■ Problem statement
Given the records below, pull every line with the word "Copy" into the answer.

··········

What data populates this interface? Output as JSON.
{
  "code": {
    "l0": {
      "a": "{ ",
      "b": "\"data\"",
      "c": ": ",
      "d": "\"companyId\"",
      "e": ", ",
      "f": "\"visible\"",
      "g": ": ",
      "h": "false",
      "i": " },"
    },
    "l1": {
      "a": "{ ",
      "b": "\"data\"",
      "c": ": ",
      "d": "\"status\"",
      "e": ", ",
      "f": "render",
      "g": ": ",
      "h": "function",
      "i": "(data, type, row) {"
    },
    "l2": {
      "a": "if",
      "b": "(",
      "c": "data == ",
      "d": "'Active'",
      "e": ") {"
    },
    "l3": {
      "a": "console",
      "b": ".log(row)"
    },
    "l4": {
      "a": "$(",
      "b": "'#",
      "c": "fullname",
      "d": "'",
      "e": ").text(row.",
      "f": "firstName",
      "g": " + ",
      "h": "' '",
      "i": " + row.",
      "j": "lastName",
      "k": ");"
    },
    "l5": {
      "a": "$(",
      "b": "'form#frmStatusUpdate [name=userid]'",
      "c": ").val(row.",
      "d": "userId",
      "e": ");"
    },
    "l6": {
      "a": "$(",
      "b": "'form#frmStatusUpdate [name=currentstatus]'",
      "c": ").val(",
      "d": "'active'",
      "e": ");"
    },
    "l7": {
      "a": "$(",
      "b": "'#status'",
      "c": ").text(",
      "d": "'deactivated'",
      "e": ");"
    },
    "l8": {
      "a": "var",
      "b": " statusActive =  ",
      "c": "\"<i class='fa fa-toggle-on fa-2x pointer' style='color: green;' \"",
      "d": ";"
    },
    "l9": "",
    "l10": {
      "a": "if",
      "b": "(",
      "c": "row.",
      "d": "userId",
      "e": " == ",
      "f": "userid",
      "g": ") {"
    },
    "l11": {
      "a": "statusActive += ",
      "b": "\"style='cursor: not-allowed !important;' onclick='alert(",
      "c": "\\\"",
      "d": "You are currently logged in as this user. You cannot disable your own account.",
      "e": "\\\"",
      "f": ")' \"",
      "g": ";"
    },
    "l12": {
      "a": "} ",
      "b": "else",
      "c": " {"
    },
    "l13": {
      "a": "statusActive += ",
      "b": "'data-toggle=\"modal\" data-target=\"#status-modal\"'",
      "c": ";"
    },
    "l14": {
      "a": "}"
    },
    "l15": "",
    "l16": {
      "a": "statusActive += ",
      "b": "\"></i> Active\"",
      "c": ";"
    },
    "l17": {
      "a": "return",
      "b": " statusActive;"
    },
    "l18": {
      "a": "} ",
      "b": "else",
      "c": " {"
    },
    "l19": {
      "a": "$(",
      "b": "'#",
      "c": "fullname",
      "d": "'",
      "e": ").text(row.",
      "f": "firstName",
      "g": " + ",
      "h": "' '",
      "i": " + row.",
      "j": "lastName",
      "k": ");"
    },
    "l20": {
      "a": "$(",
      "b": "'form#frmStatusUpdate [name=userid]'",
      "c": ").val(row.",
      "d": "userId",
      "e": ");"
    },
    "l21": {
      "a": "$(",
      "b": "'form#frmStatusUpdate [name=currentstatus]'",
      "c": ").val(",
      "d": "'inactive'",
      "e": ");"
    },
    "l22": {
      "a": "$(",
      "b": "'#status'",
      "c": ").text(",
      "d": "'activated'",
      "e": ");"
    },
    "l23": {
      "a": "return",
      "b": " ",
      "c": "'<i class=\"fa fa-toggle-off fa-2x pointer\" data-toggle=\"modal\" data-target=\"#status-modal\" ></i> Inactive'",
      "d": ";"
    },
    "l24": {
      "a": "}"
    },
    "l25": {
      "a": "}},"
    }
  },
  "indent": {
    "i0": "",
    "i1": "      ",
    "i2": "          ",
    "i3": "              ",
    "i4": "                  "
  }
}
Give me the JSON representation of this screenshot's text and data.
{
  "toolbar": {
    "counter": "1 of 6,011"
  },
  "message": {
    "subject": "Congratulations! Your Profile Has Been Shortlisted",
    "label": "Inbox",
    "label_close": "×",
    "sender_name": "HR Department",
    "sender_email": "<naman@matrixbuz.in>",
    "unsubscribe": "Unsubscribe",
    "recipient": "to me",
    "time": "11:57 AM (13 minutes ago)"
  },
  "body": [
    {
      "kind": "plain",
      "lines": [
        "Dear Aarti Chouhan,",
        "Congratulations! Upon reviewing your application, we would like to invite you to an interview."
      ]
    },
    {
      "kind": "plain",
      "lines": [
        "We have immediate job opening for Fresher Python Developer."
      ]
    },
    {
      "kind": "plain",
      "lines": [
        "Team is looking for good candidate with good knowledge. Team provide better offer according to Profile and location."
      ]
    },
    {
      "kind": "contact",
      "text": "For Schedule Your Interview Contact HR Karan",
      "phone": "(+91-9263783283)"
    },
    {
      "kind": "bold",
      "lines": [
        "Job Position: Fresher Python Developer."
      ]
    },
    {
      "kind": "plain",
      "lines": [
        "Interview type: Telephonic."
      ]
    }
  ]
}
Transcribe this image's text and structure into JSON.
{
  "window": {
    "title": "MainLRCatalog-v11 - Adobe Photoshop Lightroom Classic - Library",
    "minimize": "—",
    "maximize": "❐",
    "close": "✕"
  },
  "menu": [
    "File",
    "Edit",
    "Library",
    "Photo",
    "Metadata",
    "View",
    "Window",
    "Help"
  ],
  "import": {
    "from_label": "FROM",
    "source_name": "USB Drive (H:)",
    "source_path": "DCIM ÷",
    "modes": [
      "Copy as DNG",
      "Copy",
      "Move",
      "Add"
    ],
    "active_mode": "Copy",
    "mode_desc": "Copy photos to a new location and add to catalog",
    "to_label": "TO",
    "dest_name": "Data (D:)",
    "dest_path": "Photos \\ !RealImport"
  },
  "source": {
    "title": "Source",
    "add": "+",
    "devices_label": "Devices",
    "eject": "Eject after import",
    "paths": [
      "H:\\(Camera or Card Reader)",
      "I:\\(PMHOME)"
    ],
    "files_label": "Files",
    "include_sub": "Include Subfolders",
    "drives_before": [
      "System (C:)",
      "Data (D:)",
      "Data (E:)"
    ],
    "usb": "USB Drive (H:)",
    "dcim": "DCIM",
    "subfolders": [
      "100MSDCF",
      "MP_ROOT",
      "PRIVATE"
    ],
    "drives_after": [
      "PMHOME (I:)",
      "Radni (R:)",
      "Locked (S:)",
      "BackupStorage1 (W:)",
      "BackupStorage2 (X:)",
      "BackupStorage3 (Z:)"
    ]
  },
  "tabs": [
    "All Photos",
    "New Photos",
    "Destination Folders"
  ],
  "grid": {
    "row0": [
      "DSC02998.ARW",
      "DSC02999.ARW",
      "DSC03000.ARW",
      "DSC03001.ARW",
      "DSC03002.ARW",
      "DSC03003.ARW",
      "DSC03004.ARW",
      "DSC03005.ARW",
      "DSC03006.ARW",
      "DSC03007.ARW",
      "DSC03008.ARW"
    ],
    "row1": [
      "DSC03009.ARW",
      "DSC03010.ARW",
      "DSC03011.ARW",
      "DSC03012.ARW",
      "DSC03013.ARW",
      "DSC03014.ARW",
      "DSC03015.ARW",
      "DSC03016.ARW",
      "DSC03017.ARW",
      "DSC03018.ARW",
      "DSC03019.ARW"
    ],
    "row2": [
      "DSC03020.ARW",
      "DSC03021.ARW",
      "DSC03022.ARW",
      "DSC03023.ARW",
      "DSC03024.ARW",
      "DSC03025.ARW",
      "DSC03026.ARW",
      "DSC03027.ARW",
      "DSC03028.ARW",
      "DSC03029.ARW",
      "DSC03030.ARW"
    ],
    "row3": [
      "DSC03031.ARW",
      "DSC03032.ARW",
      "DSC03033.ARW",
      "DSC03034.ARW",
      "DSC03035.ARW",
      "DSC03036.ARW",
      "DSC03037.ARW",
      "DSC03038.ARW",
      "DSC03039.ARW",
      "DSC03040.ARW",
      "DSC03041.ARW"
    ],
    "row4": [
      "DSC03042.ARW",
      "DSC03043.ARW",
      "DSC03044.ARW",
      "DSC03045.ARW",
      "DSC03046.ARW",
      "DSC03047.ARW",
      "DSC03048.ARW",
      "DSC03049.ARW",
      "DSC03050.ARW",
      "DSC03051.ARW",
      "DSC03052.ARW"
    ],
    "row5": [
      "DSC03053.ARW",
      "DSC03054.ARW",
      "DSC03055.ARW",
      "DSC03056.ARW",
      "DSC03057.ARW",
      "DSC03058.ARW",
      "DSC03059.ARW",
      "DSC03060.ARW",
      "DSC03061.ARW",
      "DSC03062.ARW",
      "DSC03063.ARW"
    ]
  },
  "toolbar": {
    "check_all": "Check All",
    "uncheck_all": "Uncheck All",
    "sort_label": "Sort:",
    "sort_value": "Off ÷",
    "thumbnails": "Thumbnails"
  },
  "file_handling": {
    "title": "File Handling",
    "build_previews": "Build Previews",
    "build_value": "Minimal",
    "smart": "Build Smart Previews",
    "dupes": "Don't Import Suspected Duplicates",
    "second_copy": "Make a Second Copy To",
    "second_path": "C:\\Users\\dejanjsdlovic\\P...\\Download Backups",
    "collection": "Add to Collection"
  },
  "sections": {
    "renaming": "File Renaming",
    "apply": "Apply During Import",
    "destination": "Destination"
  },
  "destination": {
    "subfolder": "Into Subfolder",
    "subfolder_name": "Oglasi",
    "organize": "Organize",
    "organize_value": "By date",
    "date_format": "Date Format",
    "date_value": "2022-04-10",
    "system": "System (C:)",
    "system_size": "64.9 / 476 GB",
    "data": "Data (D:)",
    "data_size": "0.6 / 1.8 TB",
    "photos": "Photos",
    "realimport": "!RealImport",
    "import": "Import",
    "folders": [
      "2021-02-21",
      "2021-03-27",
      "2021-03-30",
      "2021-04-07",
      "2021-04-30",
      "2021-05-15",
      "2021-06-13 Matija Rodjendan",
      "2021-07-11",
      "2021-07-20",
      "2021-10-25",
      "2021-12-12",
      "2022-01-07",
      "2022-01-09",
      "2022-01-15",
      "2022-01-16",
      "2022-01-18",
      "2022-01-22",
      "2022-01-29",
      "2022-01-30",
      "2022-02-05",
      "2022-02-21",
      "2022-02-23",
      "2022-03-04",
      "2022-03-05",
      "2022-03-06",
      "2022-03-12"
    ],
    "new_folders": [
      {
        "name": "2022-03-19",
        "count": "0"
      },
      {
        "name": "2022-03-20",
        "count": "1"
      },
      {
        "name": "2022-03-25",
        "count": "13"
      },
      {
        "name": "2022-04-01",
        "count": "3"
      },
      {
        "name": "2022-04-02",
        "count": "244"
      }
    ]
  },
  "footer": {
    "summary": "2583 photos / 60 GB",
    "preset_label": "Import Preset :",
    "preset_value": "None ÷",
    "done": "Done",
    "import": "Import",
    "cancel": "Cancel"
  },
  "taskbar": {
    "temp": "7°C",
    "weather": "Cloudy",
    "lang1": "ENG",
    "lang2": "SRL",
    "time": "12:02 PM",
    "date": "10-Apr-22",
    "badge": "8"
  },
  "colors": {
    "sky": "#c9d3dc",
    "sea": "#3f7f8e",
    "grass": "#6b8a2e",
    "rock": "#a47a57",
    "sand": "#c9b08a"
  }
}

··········

■ Reply to the exercise
      "Copy as DNG",
      "Copy",
    "active_mode": "Copy",
    "mode_desc": "Copy photos to a new location and add to catalog",
    "second_copy": "Make a Second Copy To",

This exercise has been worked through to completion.